• **The problem**: Write out all of the entries, matching the original exactly.

• **Extracted information**:
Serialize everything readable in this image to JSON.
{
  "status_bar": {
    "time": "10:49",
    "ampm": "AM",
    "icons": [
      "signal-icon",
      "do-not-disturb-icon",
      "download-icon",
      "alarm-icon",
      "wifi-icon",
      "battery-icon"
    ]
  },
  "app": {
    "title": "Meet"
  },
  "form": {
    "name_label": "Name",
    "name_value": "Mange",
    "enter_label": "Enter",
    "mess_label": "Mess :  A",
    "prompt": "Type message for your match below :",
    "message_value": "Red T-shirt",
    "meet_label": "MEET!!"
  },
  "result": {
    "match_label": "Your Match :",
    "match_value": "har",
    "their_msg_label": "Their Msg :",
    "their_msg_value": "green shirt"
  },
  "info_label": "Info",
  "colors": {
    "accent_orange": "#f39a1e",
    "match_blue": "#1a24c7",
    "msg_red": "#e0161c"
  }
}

• **Written reply**:
Serialize everything readable in this image to JSON.
{
  "status_bar": {
    "time": "10:49",
    "ampm": "AM",
    "icons": [
      "signal-icon",
      "do-not-disturb-icon",
      "download-icon",
      "alarm-icon",
      "wifi-icon",
      "battery-icon"
    ]
  },
  "app": {
    "title": "Meet"
  },
  "form": {
    "name_label": "Name",
    "name_value": "Mange",
    "enter_label": "Enter",
    "mess_label": "Mess :  A",
    "prompt": "Type message for your match below :",
    "message_value": "Red T-shirt",
    "meet_label": "MEET!!"
  },
  "result": {
    "match_label": "Your Match :",
    "match_value": "har",
    "their_msg_label": "Their Msg :",
    "their_msg_value": "green shirt"
  },
  "info_label": "Info",
  "colors": {
    "accent_orange": "#f39a1e",
    "match_blue": "#1a24c7",
    "msg_red": "#e0161c"
  }
}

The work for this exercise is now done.